This is beyond life and death now, Ellie knows; the crack of a bone, slash of the knife. This is all that’s left. Everything else fading away into the misty quality of the air: the boy, the boats, the ocean they’re both standing in. Dina, a smile crinkling her eyes, JJ balanced on her hip. Tommy and the scar he has for an eye, the promise broken between them. Even Joel, his face a raw pulp, beaten crumpled and unmoving in his own blood. They’re past all of them, now. Everything in the world narrowing down to only the two of them and what they can do to each other. What there is still left to do to each other. 

Either way, it ends here. That’s what she’s come for. The end.

Abby lets out a guttural roar, fist raised; Ellie dodges the blow and returns it for one of her own. They’re both heaving for air at this point, bodies battered past the breaking point, movements sluggish and clumsy and desperate. They’re growing weak. Like a pair of infected, Ellie thinks, clickers blind in the eyes; they can’t even tell that they’re both already gone. Each circling, clawing, feeding off the other in the last survival instinct they have left. 

She knocks Abby into the water, wrestles her until she stays there. Clings to her and doesn’t let go, even after her fingers are bitten off at the knuckle and bleeding. Her hands still pressing her down, into the water, below the surface. Her hands unrelenting, choking her by the throat, the frame of her shoulders. 

Her hands—

Like this, Joel said, arranging her elbows slightly, tugging them into proper position. Keep your hands relaxed, fingers slightly apart. You gotta push the water with your whole arm, remember. No flailing about. Like this, he said, nudging her fingers into place over the guitar strings; there, you’ve got it. Go on, give it a whirl, it’s not gonna bite you. Like this, he said, demonstrating his own hold on the trigger, then handing the rifle over. Now it’s your turn. Go on and pull the bolt back—there, just like that, there you go. Listen to me—I get in trouble down there, you make every shot count. Yeah?

Ellie lets go like she’s been burned. She falls into the water, gasping, and the splash is almost sharp against her skin, how cold it suddenly feels, all at once. Abby shoots up from the surface choking on air, drinking it in like she can’t get enough of it, all there is to breathe. Their bodies stay slumped in the water for a moment, as though struggling to remember what they’re for. That they’re still here. 

“Go,” Ellie says; she doesn’t look up at her, doesn’t have eyes for anything other than her left hand clenched firmly in the other, the stumps dripping blood into the water. “Just take him.”

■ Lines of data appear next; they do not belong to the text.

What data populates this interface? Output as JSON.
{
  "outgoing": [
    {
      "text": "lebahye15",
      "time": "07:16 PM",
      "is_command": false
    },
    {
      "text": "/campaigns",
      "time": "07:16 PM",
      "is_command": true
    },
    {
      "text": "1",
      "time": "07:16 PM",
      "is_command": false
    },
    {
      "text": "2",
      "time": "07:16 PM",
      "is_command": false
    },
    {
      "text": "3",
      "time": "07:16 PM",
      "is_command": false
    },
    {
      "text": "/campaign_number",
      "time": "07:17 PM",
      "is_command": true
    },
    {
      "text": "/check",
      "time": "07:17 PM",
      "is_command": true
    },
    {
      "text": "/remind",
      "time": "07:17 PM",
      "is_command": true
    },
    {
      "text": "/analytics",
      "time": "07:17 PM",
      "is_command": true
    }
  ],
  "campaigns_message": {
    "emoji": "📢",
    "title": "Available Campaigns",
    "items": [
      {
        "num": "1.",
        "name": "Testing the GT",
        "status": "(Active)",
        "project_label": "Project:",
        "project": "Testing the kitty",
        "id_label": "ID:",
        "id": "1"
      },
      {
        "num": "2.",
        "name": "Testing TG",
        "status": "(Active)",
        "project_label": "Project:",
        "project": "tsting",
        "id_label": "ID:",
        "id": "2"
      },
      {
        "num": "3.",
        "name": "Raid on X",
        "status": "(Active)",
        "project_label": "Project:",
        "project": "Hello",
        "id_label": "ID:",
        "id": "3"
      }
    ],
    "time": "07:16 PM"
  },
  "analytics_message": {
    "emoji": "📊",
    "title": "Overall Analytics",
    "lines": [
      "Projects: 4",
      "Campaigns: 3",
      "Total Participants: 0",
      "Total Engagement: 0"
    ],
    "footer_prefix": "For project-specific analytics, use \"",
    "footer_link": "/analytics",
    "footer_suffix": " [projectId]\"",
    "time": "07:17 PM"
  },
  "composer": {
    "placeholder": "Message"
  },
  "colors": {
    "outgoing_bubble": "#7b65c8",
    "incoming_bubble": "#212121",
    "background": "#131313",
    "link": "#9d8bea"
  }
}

Ellie holds her hands in her lap, all she’s got left, and watches as Abby pushes the boat out to sea, into the fog. Look back, she wills. Turn around and look back. Look at me. Look me in the eye as you leave, and look at everything you’ve left behind. Look at what we made. 

But her eyes are facing forward.








The world is very dusty, uncle. Let us work.
One day the sickness shall pass from the earth for good.
The orchard will bloom; someone will play the guitar.
Our work will be seen as strong and clean and good.
And all that we suffered through having existed
Shall be forgotten as though it had never existed.

There Is A Gold Light In Certain Old Paintings, Donald Justice